**What is being asked:** Return each entry word for word. Leave the images out.

**Material provided:**
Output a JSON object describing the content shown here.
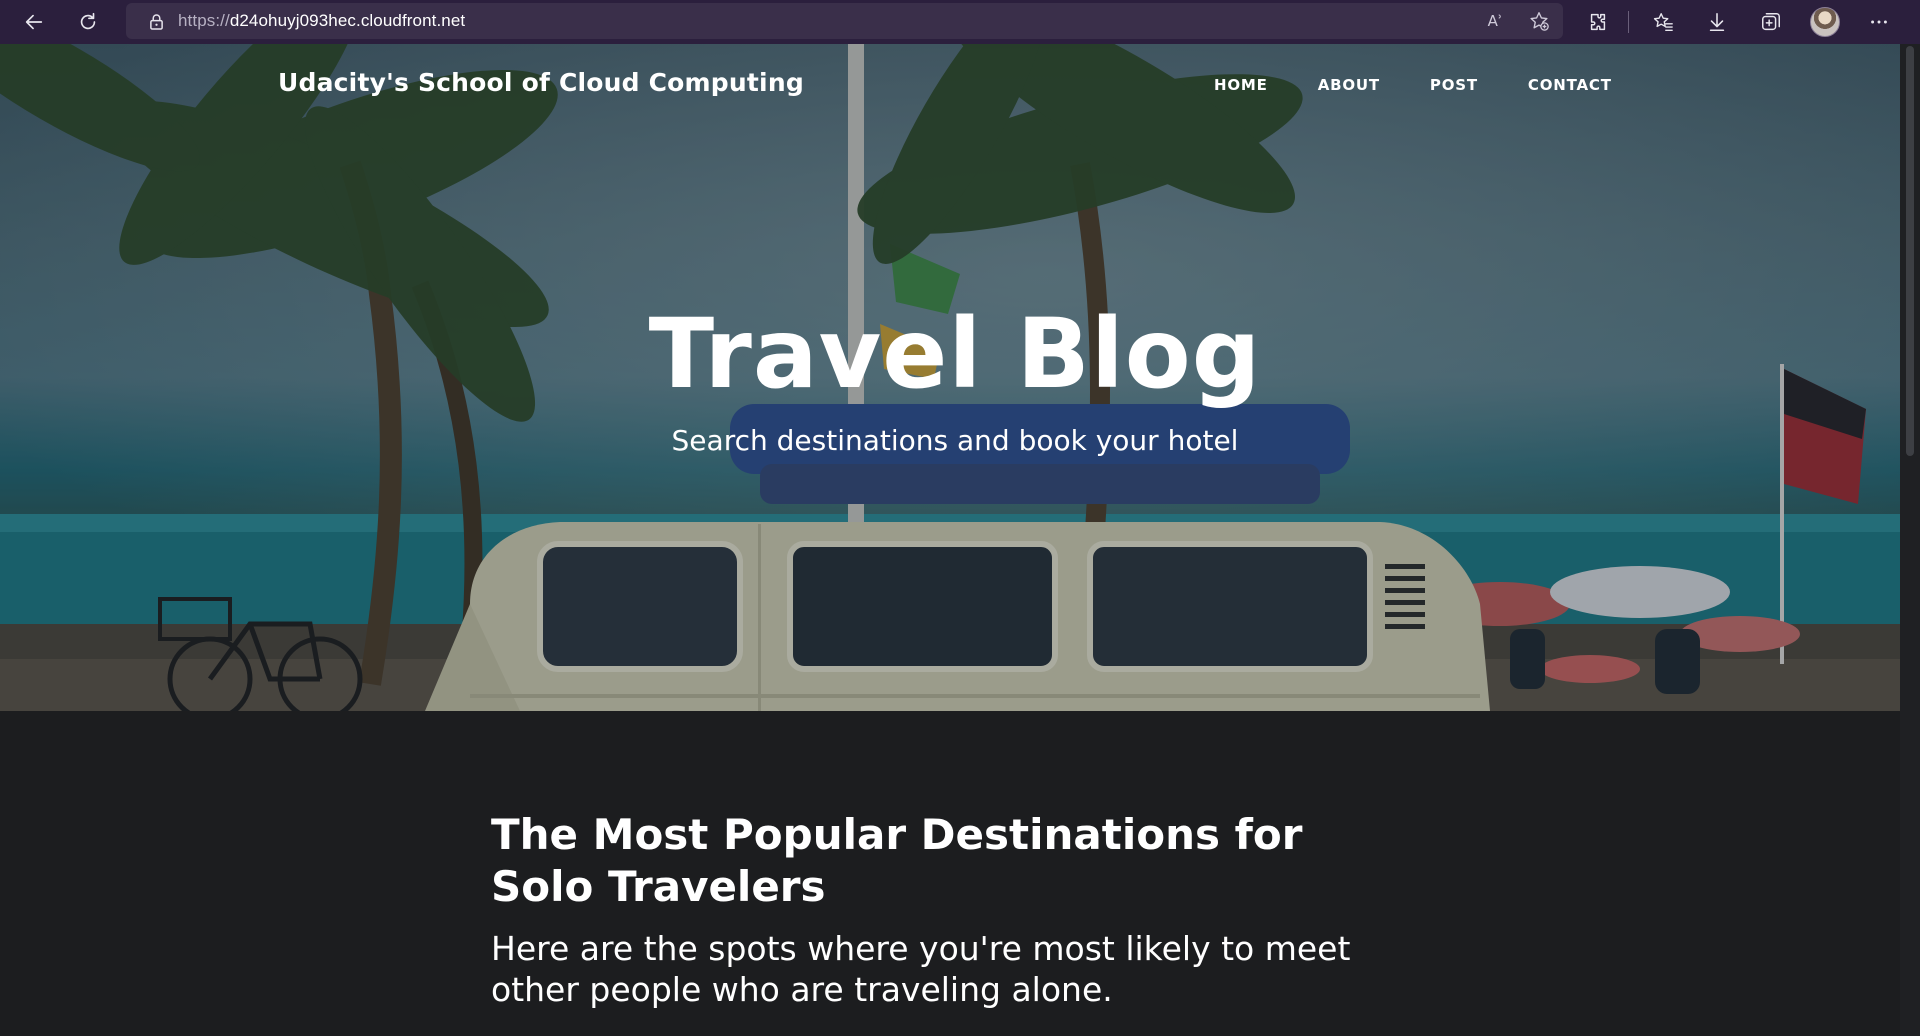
{
  "browser": {
    "url_scheme": "https://",
    "url_host": "d24ohuyj093hec.cloudfront.net",
    "read_aloud_label": "Aʾ"
  },
  "site": {
    "brand": "Udacity's School of Cloud Computing",
    "nav": [
      "HOME",
      "ABOUT",
      "POST",
      "CONTACT"
    ]
  },
  "hero": {
    "title": "Travel Blog",
    "subtitle": "Search destinations and book your hotel"
  },
  "post": {
    "title": "The Most Popular Destinations for Solo Travelers",
    "subtitle": "Here are the spots where you're most likely to meet other people who are traveling alone."
  }
}
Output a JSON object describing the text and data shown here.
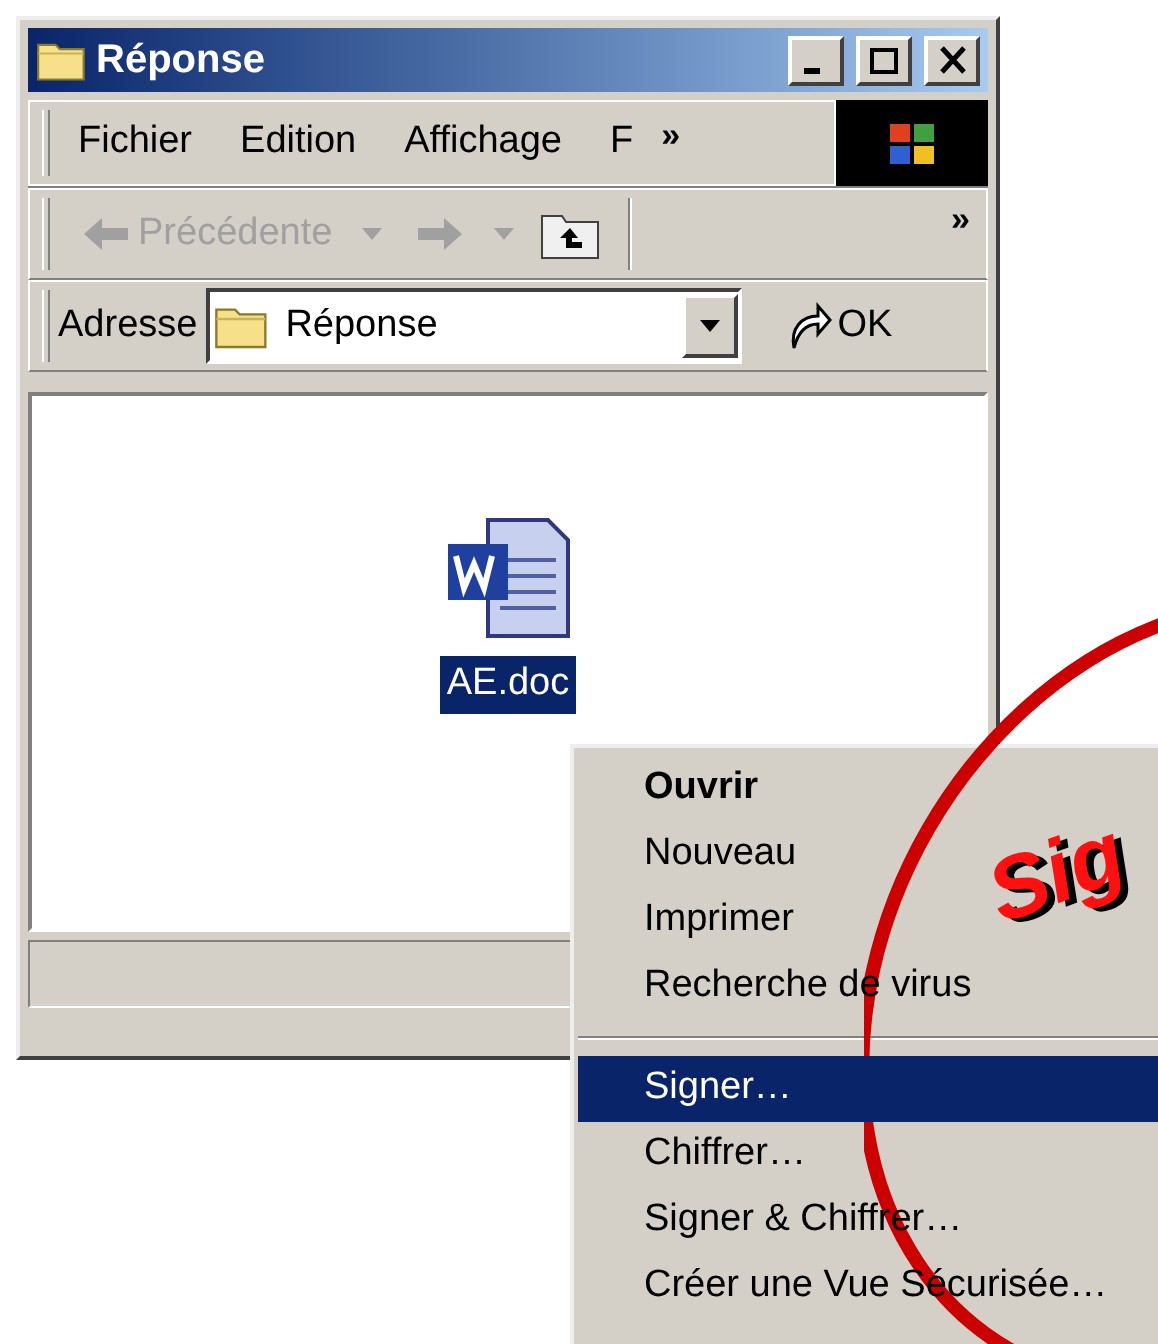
{
  "window": {
    "title": "Réponse"
  },
  "menu_bar": {
    "items": [
      "Fichier",
      "Edition",
      "Affichage",
      "F"
    ],
    "overflow": "»"
  },
  "toolbar": {
    "back": {
      "label": "Précédente",
      "disabled": true
    },
    "forward": {
      "disabled": true
    },
    "overflow": "»"
  },
  "address_bar": {
    "label": "Adresse",
    "value": "Réponse",
    "go": "OK"
  },
  "files": [
    {
      "name": "AE.doc",
      "selected": true
    }
  ],
  "context_menu": [
    {
      "kind": "item",
      "label": "Ouvrir",
      "default": true,
      "selected": false
    },
    {
      "kind": "item",
      "label": "Nouveau",
      "default": false,
      "selected": false
    },
    {
      "kind": "item",
      "label": "Imprimer",
      "default": false,
      "selected": false
    },
    {
      "kind": "item",
      "label": "Recherche de virus",
      "default": false,
      "selected": false
    },
    {
      "kind": "separator"
    },
    {
      "kind": "item",
      "label": "Signer…",
      "default": false,
      "selected": true
    },
    {
      "kind": "item",
      "label": "Chiffrer…",
      "default": false,
      "selected": false
    },
    {
      "kind": "item",
      "label": "Signer & Chiffrer…",
      "default": false,
      "selected": false
    },
    {
      "kind": "item",
      "label": "Créer une Vue Sécurisée…",
      "default": false,
      "selected": false
    }
  ],
  "annotation": {
    "text": "Sig"
  }
}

**Reply to the exercise:**
Output a JSON object describing the content shown here.
{
  "browser": {
    "url_scheme": "https://",
    "url_host": "d24ohuyj093hec.cloudfront.net",
    "read_aloud_label": "Aʾ"
  },
  "site": {
    "brand": "Udacity's School of Cloud Computing",
    "nav": [
      "HOME",
      "ABOUT",
      "POST",
      "CONTACT"
    ]
  },
  "hero": {
    "title": "Travel Blog",
    "subtitle": "Search destinations and book your hotel"
  },
  "post": {
    "title": "The Most Popular Destinations for Solo Travelers",
    "subtitle": "Here are the spots where you're most likely to meet other people who are traveling alone."
  }
}
Output a JSON object describing the text and data shown here.
{
  "window": {
    "title": "Réponse"
  },
  "menu_bar": {
    "items": [
      "Fichier",
      "Edition",
      "Affichage",
      "F"
    ],
    "overflow": "»"
  },
  "toolbar": {
    "back": {
      "label": "Précédente",
      "disabled": true
    },
    "forward": {
      "disabled": true
    },
    "overflow": "»"
  },
  "address_bar": {
    "label": "Adresse",
    "value": "Réponse",
    "go": "OK"
  },
  "files": [
    {
      "name": "AE.doc",
      "selected": true
    }
  ],
  "context_menu": [
    {
      "kind": "item",
      "label": "Ouvrir",
      "default": true,
      "selected": false
    },
    {
      "kind": "item",
      "label": "Nouveau",
      "default": false,
      "selected": false
    },
    {
      "kind": "item",
      "label": "Imprimer",
      "default": false,
      "selected": false
    },
    {
      "kind": "item",
      "label": "Recherche de virus",
      "default": false,
      "selected": false
    },
    {
      "kind": "separator"
    },
    {
      "kind": "item",
      "label": "Signer…",
      "default": false,
      "selected": true
    },
    {
      "kind": "item",
      "label": "Chiffrer…",
      "default": false,
      "selected": false
    },
    {
      "kind": "item",
      "label": "Signer & Chiffrer…",
      "default": false,
      "selected": false
    },
    {
      "kind": "item",
      "label": "Créer une Vue Sécurisée…",
      "default": false,
      "selected": false
    }
  ],
  "annotation": {
    "text": "Sig"
  }
}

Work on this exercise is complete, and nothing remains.